Cooking brought additional benefits -such as starch gelatinisation, protein denaturation, and killing food-borne pathogens– that were not easily achieved by non-thermal treatments. Cooking is an evolutionarily significant event. The energetic and textural impacts of cooking seem consistent with morphological adaptations indicating a high dietary quality in H. erectus (which is consistent with the hypothesis that cooking began with this species).


Fossil remains have been and still are one of the most studied elements that, together with genetic and paleoclimatic evidence, provide knowledge about our evolutionary line. All three aspects are necessary and complement each other in this complex task of unravelling our most remote past.

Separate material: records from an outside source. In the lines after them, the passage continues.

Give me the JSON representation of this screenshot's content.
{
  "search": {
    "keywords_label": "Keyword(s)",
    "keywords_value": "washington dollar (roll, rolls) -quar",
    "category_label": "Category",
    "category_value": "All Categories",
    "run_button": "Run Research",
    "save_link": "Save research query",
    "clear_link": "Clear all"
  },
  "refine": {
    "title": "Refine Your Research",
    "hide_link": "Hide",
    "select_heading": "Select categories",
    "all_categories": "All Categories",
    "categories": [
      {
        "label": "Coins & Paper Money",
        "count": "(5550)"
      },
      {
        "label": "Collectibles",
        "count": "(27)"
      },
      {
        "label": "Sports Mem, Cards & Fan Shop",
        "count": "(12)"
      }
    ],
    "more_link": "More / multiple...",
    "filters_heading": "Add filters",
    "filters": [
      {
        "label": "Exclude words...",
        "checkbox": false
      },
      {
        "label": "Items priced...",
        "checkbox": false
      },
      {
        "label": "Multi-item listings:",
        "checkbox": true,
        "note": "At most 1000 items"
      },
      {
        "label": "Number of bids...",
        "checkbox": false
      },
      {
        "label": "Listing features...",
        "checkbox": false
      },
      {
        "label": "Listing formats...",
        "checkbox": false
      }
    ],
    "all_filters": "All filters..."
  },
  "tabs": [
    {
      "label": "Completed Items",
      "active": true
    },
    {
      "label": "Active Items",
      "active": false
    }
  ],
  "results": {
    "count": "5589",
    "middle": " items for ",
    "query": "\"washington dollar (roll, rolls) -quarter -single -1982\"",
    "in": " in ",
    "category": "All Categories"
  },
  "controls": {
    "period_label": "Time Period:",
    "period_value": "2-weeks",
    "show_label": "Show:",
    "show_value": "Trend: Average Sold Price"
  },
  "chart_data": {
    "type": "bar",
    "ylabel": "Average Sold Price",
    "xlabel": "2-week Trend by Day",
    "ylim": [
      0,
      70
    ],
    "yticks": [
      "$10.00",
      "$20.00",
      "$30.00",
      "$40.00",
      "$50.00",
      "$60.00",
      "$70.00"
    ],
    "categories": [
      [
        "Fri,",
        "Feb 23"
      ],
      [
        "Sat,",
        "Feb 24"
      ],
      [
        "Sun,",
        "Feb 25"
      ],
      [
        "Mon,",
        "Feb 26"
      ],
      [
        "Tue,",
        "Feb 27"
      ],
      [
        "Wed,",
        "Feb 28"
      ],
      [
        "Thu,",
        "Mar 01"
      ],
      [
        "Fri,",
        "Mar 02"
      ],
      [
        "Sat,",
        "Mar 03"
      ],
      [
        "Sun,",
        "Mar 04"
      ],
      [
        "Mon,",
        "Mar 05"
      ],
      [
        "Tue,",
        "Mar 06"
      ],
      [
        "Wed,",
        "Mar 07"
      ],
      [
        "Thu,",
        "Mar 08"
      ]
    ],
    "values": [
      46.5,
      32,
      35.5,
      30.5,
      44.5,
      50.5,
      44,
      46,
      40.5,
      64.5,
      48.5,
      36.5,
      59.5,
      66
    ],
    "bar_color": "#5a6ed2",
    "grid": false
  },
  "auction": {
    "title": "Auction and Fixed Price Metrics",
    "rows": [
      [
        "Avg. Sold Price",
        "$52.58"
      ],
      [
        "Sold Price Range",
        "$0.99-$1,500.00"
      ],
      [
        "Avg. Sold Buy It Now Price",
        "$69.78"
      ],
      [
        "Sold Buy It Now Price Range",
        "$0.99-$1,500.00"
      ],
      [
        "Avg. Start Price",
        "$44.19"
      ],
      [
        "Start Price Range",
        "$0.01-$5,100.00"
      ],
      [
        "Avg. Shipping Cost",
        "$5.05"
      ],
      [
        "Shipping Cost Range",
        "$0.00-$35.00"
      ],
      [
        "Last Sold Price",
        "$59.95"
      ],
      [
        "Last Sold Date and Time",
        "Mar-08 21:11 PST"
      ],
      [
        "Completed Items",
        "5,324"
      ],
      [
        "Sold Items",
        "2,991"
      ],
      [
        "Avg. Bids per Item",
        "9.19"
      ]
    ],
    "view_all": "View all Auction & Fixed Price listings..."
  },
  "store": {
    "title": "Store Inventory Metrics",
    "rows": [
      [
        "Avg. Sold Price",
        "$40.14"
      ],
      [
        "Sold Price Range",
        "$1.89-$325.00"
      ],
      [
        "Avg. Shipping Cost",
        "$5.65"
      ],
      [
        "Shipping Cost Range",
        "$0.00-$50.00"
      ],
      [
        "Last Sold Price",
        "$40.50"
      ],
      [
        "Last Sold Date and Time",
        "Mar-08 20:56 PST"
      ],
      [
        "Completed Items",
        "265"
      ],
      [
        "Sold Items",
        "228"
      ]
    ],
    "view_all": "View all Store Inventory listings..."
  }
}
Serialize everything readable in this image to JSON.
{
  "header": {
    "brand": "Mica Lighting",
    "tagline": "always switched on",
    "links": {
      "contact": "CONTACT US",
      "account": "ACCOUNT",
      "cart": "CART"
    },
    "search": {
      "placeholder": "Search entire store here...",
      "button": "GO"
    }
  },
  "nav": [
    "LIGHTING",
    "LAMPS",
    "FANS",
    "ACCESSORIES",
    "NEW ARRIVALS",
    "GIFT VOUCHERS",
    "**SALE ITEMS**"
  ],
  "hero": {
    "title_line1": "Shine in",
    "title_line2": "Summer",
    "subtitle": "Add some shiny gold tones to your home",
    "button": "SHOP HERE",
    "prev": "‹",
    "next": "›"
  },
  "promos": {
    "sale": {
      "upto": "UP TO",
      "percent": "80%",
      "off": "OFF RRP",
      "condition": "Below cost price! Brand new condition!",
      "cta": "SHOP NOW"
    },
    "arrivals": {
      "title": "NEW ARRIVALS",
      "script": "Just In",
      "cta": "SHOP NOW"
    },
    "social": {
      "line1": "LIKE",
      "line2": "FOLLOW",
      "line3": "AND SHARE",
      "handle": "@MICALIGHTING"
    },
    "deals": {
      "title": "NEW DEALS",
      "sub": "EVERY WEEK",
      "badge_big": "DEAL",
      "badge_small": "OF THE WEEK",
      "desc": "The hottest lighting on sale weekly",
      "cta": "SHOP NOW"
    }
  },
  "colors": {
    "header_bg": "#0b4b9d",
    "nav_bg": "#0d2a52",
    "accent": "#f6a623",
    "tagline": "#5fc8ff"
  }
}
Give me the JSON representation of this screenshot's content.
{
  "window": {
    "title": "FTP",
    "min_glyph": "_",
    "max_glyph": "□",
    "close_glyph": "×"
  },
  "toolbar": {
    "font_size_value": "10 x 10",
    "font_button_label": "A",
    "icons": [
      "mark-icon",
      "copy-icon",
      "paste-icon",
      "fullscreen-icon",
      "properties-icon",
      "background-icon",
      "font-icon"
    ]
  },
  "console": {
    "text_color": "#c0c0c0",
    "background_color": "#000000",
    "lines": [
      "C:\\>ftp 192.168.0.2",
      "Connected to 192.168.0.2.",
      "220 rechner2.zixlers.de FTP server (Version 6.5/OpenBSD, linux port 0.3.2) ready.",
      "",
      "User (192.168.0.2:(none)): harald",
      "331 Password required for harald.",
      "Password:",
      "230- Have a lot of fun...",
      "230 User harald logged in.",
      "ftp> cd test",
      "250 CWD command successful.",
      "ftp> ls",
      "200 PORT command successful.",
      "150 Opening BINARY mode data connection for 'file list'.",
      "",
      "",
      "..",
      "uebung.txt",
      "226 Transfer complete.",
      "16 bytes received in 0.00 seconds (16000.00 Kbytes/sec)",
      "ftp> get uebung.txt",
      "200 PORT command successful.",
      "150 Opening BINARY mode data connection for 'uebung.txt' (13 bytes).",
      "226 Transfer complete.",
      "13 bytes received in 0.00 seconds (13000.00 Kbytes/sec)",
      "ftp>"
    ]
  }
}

Understanding the order and age of the different fossil finds is a very complicated task, because they are only found very occasionally and, obviously, they are usually pieces of body parts and in remote places. It can be said to be a kind of global puzzle where scientists from all over the world search for the intricacies by playing with fossil remains and genetic and paleoclimatic data.

Now, if we find a fossil and are fortunate enough that it is a jawbone (that will indicate dietary characteristics), what features should we focus on?


Anterior (front) teeth are fatter in early Homo than in their ancestors and in more modern Homo species. This indicates changing selective pressures with increasing use of tools to prepare food before ingestion.


In principle, wear on the molar (back) teeth suggests hard diets (uncooked food).


An adaptation to avoid tooth breakage, especially in diets with hard food. Early Homo had molars with relatively thick enamel, which has become progressively thinner (with cooking, hard foods are no longer eaten).


The shape of the jaw reflects the forces acting on it during chewing, potentially providing clues to the mechanical properties of the food eaten by early prehistoric humans.


Microscopic wear on molar teeth is related to the type of diet.


Isotope and trace element analysis.

Finally, patterns of genetic variation provide clues from our past towards adaptation to the new diets that had to be acquired to survive different environmental changes. For example, the variation in the number of copies of the amylase (saliva enzyme) gene, the persistence of lactase (the enzyme that breaks down lactose in milk), the perception of bitter taste, the propensity to some haemoglobinopathies, or the local amplification of FADS genes, which are responsible for the synthesis of long-chain polyunsaturated fatty acids (James, W. P. T., 2019).

Read more articles here.